As we continue leading the way on the latest data visualization trends, we're happy to announce the addition of a .NET Sunburst chart, a modern chart that lets you visualize hierarchical data beyond the classical bars and circles. Sunburst is the newest chart available with our FlexChart chart control.
One of the latest charts in the industry, Sunburst is a natural evolution of Pie that produces beautiful visualization and provides deeper analysis capabilities. It's as easy to use as a pie chart, and Sunburst charts are a great way to visualize hierarchical data using a radial layout (as opposed to the TreeMap). Sunburst chart in FlexChart is an extension of the already available FlexPie control, with each level of the hierarchy represented by a ring. The innermost ring depicts the beginning of the hierarchy and deeper levels are layered around it; individual rings are sliced and divided based on their hierarchical relationship to the parent slice as shown in the figure below. Sunburst chart In this blog we'll look at:
Before we begin, let’s take a small data set for our data visualization example.
You'll notice that there's a hierarchical pattern in the data. Traditional charts such as Column, Bar or Pie are not an ideal candidate to plot such data because of their inability to visualize the multi-level hierarchy in a single chart. Yes, you can add some drilldown mechanism or use multiple charts, but what if the hierarchy goes deeper? There will be a limitation to these workarounds. Designed specifically to cater scenarios like these, Sunburst chart is an ideal solution to visualize this multi-level hierarchical data. The main purpose is to help the end user visualize how an outer layer (child member) contributes to an inner layer (parent).
To get started with the Sunburst chart:
Specify the chart’s data source
sunburst.DataSource = ds.SalesCollection;
Set the chart’s Binding to the property name that contains the values to be plotted
sunburst.Binding = “Sales”;
Set the chart’s BindingName to the property name that contains the name of data items. This should be a comma-separated string.
sunburst.BindingName = “Year,Quarter,Month”;
The sequence in the comma-separated string above is very important as it determines the sequence for the sunburst layers. In the above case “Year” would be the innermost layer, followed by “Quarter” and then “Month”.
sunburst. ChildItemsPath = “Items”;
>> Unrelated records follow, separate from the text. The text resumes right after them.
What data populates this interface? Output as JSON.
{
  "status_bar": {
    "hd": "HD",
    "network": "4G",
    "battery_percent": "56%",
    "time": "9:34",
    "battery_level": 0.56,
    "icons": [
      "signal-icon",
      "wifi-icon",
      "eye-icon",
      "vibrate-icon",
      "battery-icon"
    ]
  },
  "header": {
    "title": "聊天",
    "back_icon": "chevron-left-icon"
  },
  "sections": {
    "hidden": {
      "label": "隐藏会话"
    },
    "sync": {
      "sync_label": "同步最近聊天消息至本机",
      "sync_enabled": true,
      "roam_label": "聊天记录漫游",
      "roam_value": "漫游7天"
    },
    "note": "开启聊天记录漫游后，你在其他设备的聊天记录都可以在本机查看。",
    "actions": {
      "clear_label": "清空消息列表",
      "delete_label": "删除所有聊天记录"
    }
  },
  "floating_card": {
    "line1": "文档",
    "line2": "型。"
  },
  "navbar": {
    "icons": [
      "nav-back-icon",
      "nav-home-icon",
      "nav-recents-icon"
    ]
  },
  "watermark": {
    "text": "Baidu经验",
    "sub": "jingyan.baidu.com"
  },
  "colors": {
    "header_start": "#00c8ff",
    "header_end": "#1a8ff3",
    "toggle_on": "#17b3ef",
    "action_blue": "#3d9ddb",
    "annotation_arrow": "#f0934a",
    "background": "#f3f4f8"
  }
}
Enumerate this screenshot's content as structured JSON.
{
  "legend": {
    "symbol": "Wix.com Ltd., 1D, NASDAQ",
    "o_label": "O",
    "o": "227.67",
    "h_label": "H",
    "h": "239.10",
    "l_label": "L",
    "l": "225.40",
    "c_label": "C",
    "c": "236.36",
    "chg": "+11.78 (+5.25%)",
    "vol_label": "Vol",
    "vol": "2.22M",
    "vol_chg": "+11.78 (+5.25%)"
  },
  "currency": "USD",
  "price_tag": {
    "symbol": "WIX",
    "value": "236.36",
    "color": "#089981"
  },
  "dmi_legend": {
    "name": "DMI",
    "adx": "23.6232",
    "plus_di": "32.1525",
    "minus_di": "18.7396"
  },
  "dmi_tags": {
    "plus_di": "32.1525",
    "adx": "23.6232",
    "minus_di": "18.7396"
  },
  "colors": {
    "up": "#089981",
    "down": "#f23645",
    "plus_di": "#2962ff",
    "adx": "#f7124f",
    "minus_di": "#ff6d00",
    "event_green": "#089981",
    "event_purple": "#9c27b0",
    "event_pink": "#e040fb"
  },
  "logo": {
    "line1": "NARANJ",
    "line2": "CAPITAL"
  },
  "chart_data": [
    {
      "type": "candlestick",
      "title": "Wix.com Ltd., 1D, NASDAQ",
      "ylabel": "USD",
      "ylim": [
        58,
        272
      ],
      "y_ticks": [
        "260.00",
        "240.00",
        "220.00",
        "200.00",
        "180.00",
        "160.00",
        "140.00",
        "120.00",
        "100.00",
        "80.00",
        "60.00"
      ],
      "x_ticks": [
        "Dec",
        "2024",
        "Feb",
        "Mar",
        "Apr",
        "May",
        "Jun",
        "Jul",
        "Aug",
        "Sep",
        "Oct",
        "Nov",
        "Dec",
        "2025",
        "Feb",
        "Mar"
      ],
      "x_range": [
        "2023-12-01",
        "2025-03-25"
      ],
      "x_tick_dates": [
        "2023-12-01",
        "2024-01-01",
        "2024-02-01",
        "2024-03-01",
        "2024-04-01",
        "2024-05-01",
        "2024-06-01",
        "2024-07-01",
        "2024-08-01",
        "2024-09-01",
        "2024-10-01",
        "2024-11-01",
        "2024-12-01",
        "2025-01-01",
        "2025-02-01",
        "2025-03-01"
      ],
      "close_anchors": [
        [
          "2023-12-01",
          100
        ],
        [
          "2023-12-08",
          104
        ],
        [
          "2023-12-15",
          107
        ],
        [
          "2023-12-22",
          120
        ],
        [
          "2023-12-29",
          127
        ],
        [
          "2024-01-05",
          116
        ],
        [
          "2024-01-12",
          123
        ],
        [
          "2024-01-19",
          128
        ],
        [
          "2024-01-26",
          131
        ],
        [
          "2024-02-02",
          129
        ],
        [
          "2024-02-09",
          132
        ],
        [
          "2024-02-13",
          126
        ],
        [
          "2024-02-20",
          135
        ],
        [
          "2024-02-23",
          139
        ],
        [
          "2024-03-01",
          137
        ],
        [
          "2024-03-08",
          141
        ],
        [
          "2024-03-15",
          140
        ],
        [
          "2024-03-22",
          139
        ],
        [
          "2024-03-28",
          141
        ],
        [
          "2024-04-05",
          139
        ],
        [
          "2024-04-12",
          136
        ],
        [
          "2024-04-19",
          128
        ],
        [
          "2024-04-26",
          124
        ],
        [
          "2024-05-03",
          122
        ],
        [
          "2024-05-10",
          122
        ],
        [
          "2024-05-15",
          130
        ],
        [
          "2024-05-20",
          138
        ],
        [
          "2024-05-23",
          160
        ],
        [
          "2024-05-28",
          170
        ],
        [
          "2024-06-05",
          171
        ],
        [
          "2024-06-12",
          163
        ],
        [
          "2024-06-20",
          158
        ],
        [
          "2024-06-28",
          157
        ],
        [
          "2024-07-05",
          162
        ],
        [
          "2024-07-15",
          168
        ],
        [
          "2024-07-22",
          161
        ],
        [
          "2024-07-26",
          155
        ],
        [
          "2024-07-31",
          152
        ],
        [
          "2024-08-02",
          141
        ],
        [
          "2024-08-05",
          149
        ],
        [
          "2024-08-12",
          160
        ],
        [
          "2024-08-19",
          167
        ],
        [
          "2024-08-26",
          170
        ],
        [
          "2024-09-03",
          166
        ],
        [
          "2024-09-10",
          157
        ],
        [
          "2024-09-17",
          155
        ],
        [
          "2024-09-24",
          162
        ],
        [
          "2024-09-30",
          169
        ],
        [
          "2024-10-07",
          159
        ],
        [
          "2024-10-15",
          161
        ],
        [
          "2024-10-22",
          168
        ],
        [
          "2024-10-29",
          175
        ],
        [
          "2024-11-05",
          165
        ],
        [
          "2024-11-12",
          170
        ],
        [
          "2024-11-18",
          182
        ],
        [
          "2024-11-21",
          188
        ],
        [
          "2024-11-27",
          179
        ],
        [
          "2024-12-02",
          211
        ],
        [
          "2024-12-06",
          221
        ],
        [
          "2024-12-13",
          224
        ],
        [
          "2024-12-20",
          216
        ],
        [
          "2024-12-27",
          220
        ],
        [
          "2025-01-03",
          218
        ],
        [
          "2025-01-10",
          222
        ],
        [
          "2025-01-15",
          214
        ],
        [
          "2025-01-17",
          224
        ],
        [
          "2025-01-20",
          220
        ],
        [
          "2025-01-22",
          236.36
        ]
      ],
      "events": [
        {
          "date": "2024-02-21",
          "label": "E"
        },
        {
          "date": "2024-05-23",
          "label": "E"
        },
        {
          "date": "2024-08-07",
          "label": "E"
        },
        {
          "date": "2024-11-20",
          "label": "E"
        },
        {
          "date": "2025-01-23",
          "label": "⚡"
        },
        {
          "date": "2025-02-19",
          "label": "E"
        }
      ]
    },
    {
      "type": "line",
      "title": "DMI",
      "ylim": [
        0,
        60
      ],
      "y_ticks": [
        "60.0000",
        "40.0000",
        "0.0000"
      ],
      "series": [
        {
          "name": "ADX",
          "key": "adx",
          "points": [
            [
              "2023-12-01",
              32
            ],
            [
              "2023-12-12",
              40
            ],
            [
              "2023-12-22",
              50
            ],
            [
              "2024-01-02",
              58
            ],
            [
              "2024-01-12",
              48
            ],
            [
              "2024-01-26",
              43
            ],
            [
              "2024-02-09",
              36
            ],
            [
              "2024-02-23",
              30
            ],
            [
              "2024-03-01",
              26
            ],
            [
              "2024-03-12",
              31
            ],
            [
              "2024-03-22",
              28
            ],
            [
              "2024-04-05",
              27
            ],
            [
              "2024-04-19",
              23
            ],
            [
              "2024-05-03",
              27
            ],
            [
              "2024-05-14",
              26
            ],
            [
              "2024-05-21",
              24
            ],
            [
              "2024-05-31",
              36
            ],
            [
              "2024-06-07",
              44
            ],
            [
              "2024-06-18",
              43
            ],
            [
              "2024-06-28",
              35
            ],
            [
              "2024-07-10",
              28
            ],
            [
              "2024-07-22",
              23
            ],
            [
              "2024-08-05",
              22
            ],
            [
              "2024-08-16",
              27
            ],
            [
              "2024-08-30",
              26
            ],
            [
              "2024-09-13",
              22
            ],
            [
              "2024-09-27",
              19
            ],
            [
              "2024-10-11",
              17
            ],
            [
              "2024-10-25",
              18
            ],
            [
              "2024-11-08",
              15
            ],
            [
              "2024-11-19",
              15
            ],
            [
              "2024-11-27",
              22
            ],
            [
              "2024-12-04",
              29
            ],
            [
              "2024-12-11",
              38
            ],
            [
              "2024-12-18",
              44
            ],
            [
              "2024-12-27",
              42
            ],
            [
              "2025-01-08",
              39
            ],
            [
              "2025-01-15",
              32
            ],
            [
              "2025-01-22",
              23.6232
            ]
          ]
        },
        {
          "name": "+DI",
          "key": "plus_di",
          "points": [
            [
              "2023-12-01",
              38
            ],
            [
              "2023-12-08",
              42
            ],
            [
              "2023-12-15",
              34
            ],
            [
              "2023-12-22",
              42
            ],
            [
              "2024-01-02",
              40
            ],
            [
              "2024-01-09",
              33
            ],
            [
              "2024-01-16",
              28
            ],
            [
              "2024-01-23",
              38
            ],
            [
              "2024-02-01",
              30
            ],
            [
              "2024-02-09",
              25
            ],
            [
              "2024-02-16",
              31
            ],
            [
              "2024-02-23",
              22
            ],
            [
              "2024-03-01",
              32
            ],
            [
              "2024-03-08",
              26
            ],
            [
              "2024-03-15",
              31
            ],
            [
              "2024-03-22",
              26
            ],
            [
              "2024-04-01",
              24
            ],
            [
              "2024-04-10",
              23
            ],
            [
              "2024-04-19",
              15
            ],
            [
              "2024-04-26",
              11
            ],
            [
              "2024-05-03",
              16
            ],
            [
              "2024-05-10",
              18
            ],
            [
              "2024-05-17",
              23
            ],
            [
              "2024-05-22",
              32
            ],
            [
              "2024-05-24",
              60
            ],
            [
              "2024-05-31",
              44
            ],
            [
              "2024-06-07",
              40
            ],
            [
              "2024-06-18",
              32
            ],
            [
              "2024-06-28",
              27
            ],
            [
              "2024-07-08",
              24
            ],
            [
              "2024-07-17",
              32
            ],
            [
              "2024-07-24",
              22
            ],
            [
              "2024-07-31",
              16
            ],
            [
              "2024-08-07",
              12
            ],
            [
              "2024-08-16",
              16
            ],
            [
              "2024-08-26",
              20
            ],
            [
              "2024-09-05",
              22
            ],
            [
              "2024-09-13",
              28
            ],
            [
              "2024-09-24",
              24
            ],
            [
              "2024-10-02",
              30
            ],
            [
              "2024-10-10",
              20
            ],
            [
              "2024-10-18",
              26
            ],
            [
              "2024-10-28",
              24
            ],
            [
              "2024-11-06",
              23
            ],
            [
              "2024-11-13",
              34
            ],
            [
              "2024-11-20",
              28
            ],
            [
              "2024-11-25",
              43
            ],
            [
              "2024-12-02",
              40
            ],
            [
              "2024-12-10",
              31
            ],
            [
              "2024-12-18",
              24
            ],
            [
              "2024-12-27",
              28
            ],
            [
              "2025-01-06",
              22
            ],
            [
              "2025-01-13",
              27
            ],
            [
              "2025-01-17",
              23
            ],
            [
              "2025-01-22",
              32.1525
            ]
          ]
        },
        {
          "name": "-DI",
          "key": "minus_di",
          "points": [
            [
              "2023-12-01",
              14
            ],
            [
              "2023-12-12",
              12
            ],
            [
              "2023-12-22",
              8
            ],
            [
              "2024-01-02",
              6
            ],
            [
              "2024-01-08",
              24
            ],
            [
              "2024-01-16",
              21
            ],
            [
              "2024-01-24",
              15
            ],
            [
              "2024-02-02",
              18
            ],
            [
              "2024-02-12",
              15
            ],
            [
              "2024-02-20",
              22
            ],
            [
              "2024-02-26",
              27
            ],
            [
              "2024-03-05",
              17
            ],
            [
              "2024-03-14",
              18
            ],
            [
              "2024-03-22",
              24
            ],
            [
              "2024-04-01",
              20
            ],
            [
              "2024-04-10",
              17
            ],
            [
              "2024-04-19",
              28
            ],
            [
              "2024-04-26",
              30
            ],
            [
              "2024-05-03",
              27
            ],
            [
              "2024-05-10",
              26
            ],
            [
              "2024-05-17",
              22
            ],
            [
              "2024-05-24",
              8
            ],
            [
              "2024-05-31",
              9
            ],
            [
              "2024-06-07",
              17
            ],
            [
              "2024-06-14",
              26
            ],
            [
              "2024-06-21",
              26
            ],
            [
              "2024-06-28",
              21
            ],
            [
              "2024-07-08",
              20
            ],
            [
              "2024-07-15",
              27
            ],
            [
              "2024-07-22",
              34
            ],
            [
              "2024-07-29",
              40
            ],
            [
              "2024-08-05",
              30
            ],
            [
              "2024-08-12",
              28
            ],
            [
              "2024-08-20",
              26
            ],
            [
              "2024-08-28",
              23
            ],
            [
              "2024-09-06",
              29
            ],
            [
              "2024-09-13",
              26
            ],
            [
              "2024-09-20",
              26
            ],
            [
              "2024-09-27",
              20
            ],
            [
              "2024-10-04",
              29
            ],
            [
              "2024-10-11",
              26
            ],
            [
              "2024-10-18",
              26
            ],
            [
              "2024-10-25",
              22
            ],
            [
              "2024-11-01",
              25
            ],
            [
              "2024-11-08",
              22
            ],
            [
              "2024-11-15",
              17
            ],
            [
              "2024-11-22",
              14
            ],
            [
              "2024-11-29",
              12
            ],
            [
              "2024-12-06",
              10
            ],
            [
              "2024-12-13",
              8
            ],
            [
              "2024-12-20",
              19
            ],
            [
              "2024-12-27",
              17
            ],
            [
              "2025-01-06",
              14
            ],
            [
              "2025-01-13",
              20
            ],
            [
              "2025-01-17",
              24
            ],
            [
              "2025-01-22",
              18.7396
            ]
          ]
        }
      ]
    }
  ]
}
That’s all you’ll need to do. The last step is not required if the data you are using is flat in nature. We’ll get into the differences between using flat and hierarchically structured data with Sunburst chart in our next blog.
Since it's inherited from FlexPie, Sunburst chart offers the same level of customization. You can use properties like InnerRadius, Offset, StartAngle, and Palette to customize the layout and appearance of Sunburst chart. Here's how those properties look in code:
sunburst.InnerRadius = 0.3; sunburst.Offset = 0.02; sunburst.StartAngle = 180; sunburst.Palette = Palette.Modern;
Customized sunburst chart In this blog we covered the basics of Sunburst chart: what's the usage, how to get started and customization. In the subsequent blogs, we will walk you through how you can take maximum advantage of current as well as upcoming functionalities of Sunburst chart. Download the Sunburst101 Sample: Win | WPF | UWP Read more about Sunburst: Win | WPF | UWP